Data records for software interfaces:
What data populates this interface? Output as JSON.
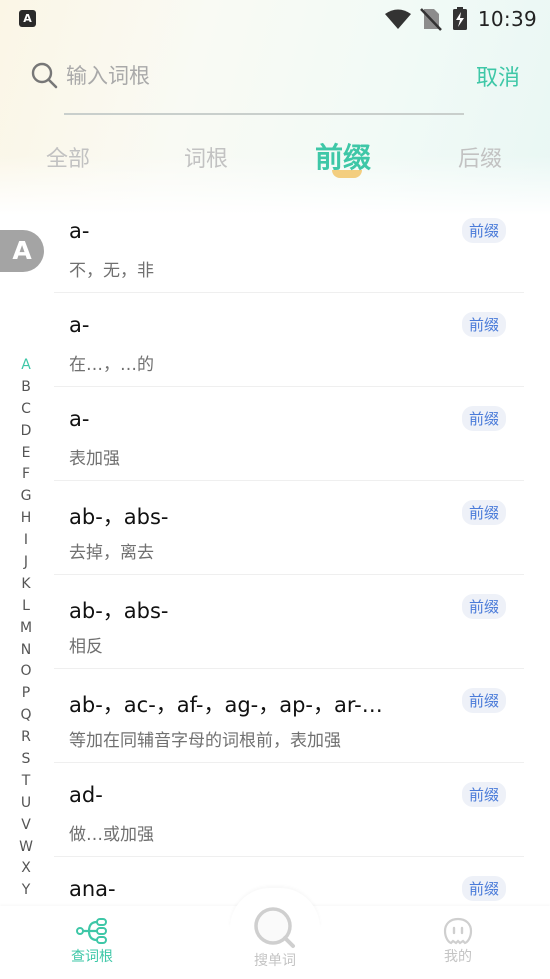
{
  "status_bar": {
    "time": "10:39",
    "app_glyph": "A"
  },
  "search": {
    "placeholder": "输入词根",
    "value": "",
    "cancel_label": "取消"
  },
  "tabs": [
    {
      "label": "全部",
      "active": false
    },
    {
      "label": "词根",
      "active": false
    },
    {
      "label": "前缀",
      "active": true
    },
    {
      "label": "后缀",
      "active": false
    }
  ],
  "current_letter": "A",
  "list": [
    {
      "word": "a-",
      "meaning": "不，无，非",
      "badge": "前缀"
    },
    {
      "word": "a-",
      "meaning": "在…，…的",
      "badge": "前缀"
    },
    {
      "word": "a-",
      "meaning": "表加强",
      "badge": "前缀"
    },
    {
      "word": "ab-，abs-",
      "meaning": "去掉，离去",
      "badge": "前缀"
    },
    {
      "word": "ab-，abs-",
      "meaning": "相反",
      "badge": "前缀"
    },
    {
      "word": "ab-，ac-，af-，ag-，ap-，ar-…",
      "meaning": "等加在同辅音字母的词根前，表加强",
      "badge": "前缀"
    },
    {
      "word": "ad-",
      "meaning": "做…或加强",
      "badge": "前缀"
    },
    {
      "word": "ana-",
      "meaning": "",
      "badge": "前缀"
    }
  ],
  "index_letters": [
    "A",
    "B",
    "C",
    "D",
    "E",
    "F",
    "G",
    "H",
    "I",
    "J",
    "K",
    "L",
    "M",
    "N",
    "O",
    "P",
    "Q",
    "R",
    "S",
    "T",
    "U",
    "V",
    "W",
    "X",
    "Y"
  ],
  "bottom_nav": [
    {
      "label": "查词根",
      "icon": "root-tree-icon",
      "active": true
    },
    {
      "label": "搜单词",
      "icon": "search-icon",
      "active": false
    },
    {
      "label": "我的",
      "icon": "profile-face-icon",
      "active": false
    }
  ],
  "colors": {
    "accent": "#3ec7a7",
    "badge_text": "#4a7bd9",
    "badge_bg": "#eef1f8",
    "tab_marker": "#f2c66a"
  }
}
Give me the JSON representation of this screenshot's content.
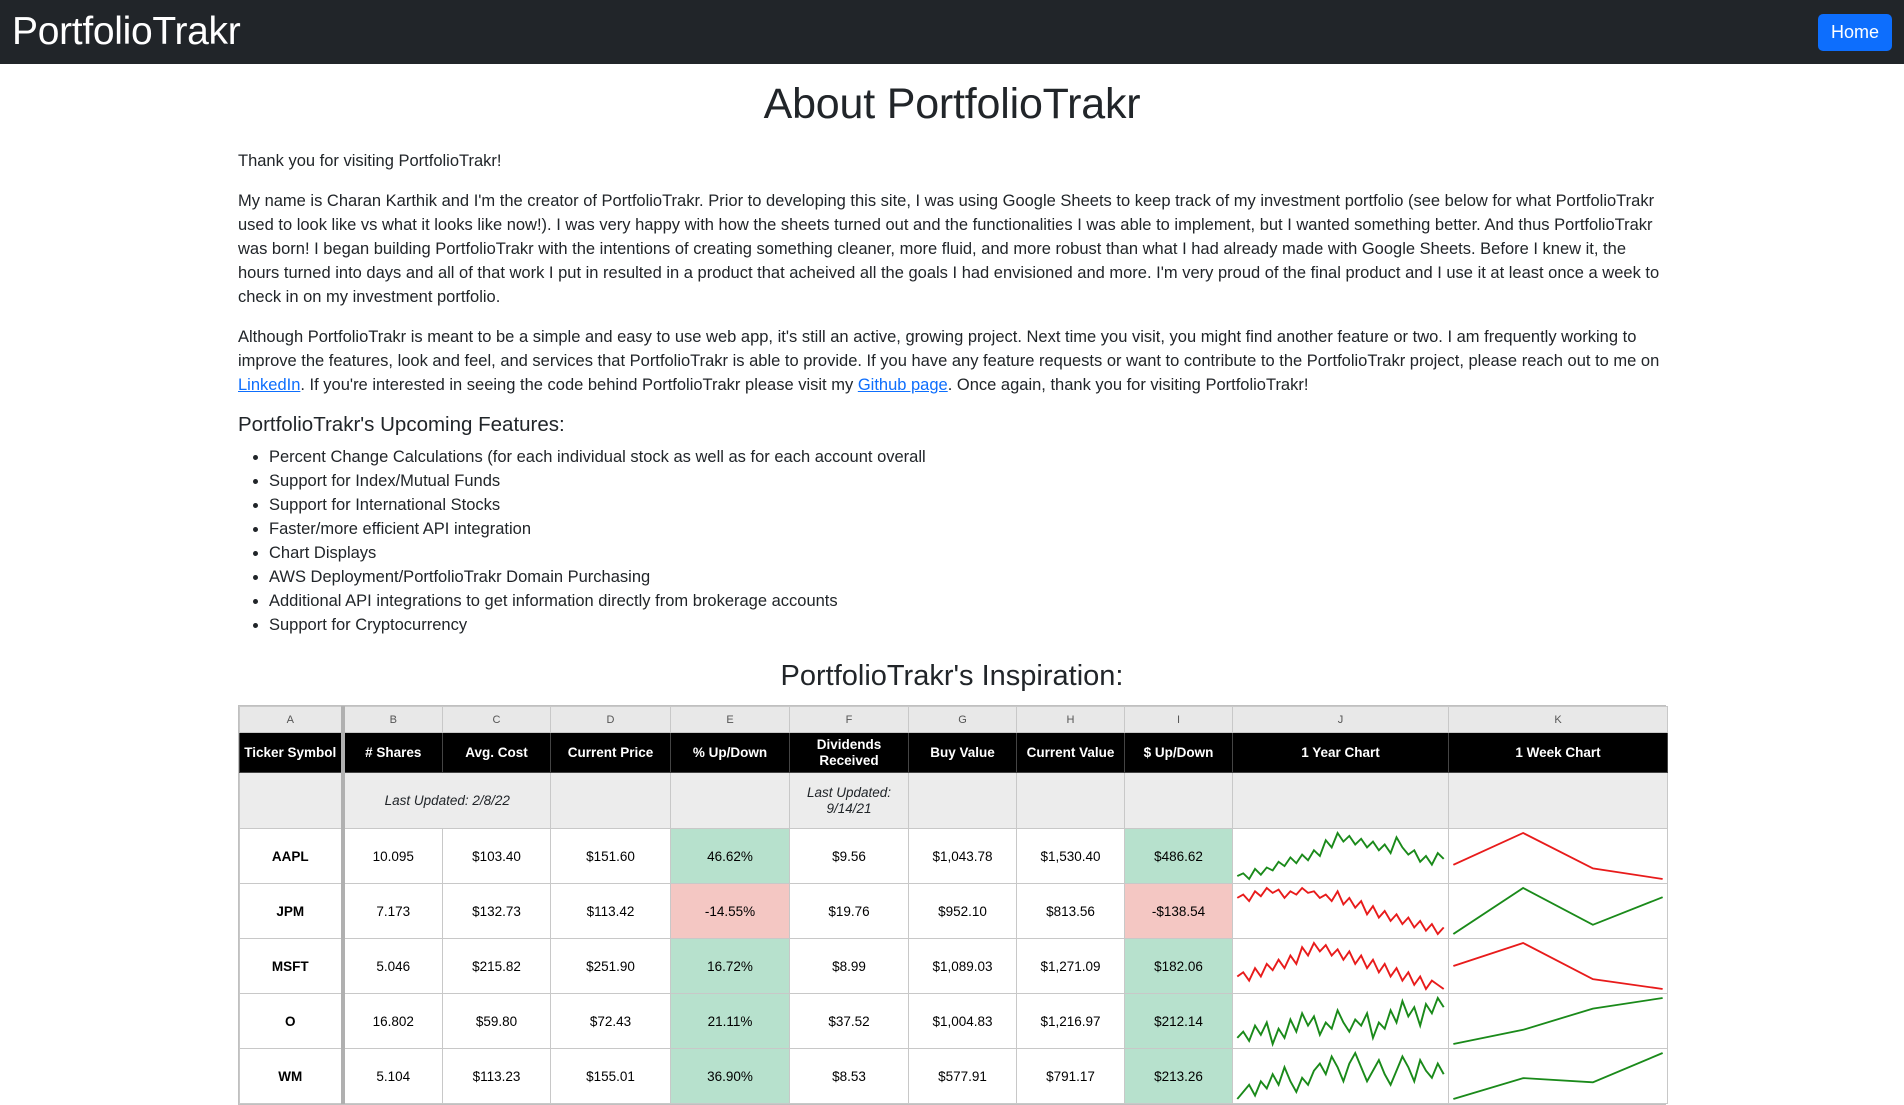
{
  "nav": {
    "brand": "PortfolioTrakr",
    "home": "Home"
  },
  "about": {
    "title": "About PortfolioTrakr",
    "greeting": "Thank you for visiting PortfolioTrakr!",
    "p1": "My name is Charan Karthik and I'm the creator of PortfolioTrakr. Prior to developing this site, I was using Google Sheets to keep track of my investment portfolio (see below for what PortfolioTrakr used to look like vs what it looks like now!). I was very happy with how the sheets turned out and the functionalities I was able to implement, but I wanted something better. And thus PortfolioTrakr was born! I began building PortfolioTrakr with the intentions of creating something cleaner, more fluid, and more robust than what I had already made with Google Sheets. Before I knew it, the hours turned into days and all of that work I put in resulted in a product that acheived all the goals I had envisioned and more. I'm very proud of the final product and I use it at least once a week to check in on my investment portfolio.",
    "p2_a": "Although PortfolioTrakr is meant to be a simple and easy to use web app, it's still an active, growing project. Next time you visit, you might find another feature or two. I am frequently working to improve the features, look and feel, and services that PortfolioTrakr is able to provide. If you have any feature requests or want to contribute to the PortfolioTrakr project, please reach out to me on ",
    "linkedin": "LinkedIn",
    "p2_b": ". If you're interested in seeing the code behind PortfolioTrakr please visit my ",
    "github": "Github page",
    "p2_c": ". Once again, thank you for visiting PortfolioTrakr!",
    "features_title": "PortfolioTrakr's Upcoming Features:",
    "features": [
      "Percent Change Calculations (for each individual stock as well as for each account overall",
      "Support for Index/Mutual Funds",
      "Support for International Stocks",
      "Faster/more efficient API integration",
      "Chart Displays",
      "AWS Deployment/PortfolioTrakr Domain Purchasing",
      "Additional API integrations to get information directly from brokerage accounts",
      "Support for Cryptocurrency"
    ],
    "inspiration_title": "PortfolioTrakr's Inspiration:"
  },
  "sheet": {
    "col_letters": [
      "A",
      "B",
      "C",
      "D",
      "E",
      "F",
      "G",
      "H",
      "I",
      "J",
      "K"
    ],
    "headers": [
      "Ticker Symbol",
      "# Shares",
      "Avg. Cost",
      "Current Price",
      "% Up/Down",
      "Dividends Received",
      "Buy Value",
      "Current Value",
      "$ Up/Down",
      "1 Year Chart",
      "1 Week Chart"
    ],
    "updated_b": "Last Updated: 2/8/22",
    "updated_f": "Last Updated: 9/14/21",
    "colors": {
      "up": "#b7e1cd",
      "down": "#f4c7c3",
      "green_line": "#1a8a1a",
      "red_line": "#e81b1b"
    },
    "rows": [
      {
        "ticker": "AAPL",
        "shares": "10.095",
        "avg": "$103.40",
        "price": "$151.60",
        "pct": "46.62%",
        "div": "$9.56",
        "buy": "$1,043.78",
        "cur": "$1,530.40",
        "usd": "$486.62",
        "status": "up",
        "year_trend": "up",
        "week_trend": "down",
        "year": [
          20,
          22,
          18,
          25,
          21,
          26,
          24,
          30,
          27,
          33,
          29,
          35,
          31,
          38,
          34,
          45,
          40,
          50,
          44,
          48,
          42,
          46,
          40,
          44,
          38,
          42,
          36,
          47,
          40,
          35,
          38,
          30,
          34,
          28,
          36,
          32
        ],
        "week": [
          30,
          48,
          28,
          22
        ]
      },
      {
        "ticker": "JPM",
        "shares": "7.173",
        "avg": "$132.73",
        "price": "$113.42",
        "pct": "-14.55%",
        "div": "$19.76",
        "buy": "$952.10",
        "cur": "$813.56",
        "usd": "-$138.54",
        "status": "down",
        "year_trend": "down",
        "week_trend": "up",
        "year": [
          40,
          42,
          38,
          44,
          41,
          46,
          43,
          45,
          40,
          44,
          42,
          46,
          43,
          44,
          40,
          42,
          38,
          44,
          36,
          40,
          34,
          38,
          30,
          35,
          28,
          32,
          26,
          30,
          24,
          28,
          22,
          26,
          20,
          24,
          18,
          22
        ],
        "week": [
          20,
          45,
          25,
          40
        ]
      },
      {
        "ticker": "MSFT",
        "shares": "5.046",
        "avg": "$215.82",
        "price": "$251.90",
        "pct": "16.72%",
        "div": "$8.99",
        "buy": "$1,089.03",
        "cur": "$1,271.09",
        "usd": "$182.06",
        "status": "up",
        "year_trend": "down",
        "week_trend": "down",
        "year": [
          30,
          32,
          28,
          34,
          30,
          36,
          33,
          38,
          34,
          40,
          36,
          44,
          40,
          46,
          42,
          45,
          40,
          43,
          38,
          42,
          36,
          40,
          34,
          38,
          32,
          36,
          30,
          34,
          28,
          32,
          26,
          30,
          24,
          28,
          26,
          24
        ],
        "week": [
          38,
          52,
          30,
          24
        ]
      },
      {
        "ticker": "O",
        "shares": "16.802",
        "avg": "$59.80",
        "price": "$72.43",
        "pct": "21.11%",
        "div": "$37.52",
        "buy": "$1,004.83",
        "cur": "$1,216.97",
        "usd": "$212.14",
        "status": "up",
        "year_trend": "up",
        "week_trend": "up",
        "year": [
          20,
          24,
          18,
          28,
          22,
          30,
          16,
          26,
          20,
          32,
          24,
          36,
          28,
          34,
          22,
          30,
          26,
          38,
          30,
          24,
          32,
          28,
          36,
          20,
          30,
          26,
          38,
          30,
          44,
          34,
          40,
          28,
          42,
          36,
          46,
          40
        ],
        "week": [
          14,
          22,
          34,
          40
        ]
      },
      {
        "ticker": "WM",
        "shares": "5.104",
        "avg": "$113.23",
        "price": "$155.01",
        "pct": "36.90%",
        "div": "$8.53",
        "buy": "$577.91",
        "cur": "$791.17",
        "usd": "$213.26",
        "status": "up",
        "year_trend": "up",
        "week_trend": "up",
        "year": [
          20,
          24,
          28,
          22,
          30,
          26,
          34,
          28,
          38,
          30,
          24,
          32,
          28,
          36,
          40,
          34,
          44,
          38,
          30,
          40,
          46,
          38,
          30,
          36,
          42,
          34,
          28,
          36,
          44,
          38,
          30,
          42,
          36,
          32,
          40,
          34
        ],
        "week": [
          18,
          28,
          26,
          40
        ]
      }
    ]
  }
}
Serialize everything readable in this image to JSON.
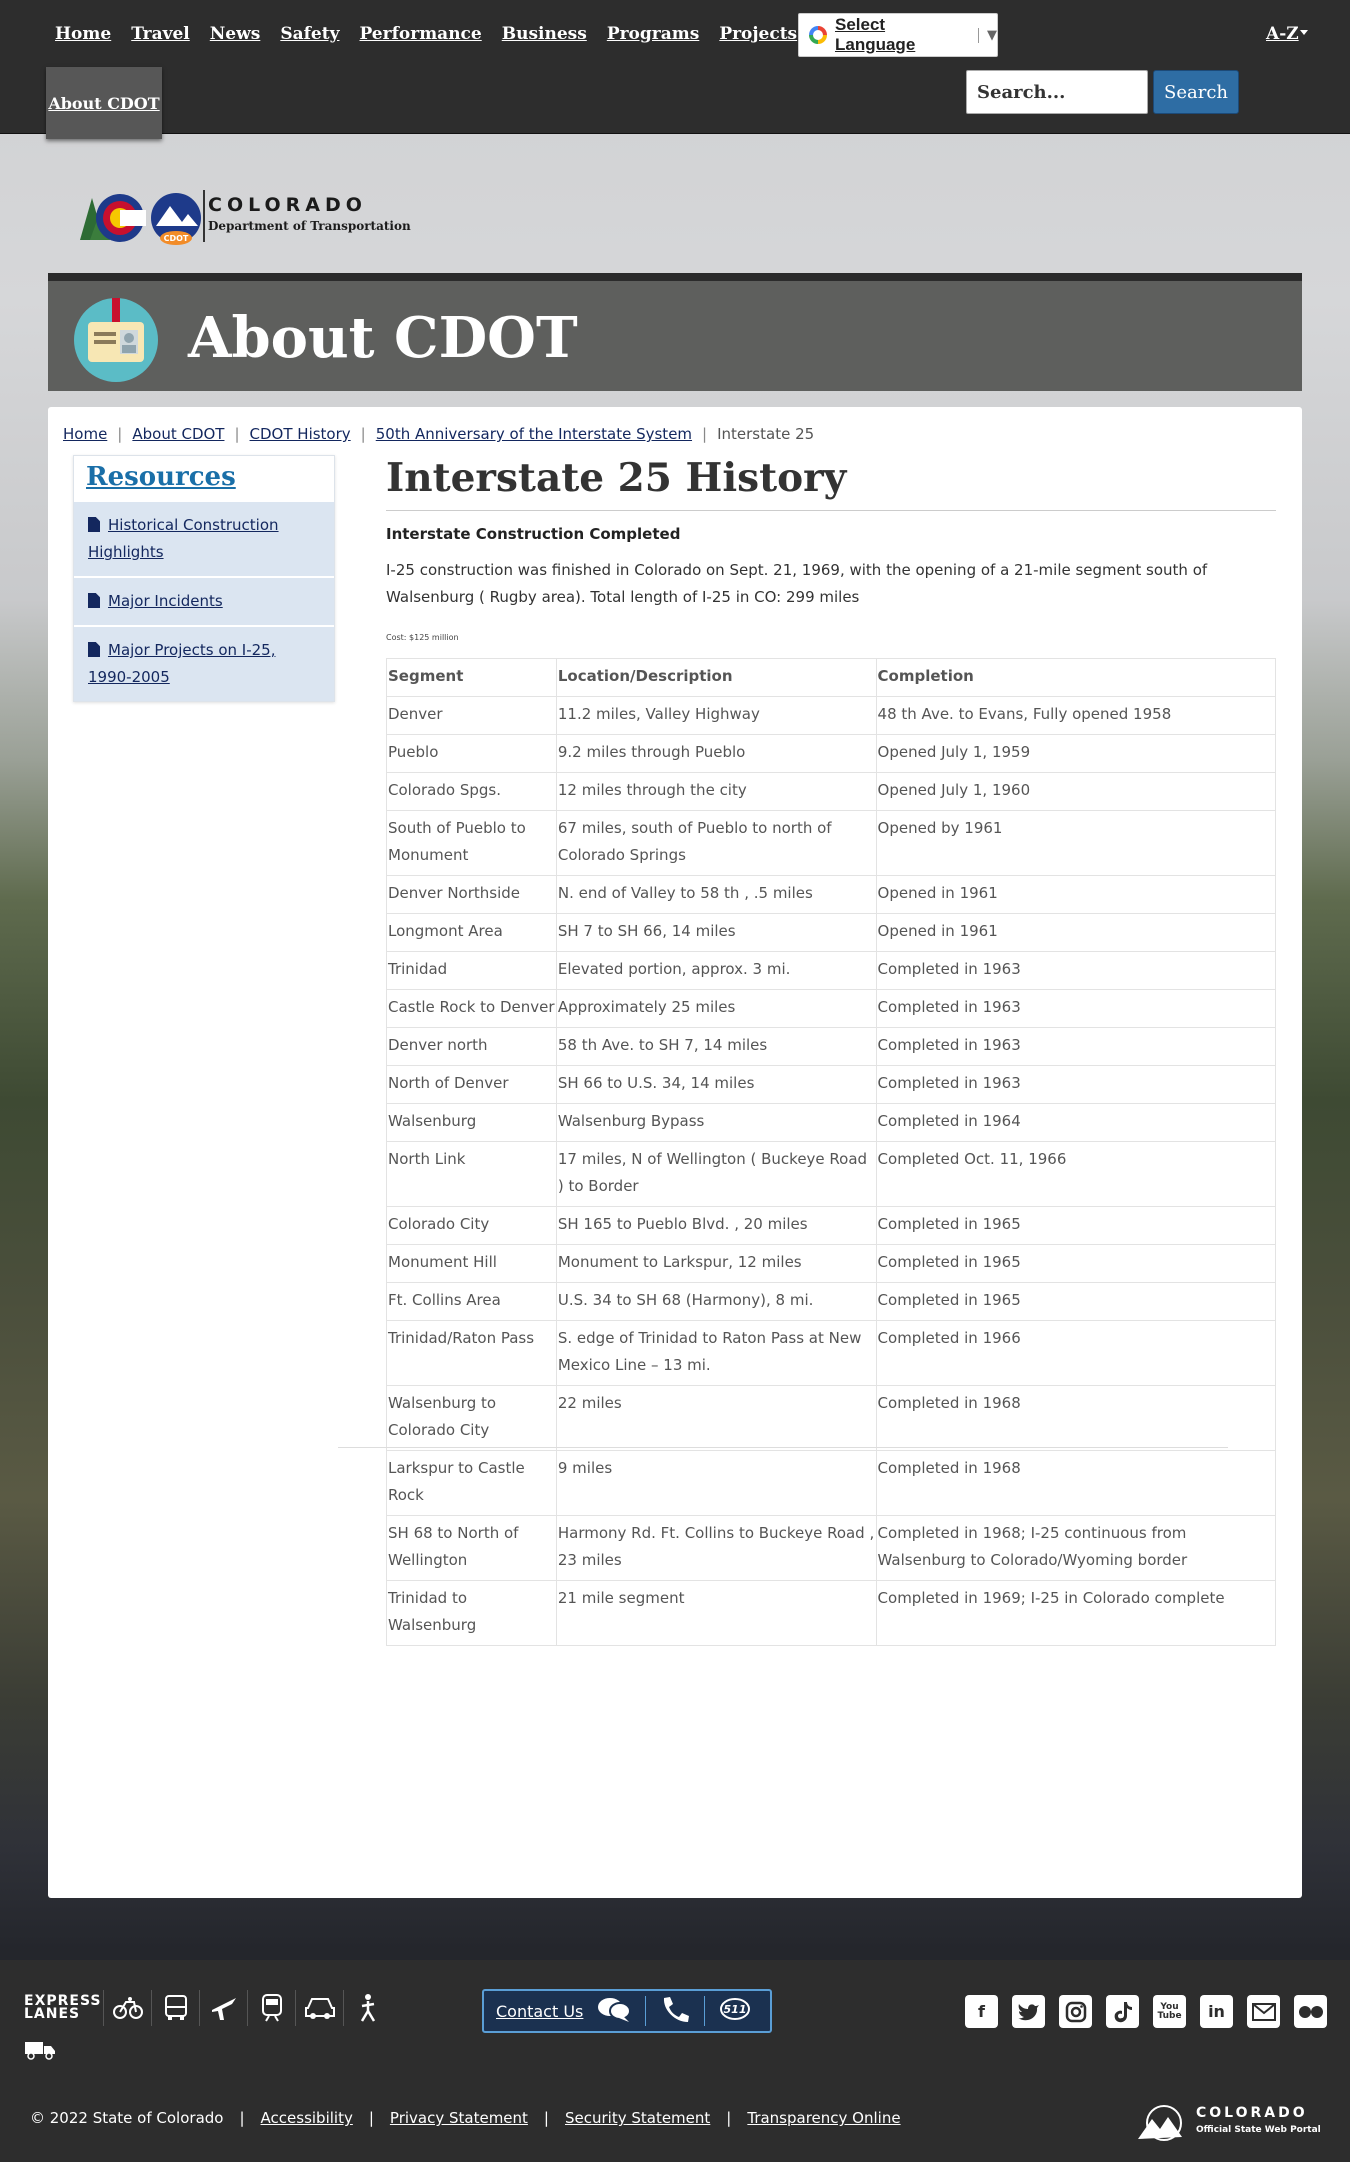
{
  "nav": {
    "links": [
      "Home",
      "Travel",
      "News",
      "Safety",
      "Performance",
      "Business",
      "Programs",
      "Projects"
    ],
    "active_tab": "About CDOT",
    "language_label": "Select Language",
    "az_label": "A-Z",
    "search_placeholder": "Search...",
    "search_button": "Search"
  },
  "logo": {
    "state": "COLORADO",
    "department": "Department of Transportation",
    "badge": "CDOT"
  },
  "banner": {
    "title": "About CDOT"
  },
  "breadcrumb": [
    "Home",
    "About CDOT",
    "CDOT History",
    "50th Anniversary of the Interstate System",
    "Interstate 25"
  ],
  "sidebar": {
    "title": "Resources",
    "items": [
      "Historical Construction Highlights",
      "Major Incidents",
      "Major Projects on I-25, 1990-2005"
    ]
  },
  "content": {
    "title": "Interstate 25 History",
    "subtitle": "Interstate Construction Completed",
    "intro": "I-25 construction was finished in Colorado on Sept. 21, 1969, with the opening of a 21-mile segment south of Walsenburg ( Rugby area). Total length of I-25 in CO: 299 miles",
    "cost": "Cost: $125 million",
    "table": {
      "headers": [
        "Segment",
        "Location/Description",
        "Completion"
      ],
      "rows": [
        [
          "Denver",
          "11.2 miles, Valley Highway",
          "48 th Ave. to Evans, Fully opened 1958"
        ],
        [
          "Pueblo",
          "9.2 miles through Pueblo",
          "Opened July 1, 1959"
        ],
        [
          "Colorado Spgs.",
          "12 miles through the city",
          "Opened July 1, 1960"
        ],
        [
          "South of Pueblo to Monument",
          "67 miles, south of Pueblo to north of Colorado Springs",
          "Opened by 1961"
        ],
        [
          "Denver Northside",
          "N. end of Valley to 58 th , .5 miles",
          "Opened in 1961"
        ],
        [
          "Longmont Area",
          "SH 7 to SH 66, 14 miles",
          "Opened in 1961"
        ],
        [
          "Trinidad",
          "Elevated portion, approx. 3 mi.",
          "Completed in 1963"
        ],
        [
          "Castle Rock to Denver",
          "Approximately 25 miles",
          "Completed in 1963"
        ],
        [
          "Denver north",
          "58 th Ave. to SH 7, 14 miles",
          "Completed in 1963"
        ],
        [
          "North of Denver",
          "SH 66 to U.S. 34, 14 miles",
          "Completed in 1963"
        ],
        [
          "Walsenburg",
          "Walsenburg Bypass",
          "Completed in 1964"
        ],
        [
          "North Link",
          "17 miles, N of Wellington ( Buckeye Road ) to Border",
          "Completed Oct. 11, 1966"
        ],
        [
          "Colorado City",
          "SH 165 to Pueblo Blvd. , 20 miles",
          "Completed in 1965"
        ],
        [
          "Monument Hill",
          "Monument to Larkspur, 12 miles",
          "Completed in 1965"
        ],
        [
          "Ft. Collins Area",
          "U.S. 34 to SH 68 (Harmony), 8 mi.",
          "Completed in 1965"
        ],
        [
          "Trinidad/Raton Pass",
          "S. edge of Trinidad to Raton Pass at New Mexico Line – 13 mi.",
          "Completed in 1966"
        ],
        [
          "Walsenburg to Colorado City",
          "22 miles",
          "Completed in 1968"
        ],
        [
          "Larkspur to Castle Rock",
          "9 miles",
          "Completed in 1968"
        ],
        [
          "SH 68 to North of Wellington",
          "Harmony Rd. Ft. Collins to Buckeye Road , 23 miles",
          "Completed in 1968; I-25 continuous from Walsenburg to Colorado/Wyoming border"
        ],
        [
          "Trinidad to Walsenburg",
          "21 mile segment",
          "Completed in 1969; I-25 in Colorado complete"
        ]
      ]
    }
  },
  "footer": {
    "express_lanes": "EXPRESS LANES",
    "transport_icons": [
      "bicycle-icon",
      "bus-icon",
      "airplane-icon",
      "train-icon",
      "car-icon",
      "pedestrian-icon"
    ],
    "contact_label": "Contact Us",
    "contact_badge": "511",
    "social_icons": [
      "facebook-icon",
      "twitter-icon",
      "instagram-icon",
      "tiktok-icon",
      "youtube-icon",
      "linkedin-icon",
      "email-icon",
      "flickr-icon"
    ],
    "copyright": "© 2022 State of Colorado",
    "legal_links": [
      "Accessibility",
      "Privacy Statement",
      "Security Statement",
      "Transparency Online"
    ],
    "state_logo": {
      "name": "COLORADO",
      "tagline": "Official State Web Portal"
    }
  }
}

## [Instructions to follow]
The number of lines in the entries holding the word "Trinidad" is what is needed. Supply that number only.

## [Your response]
4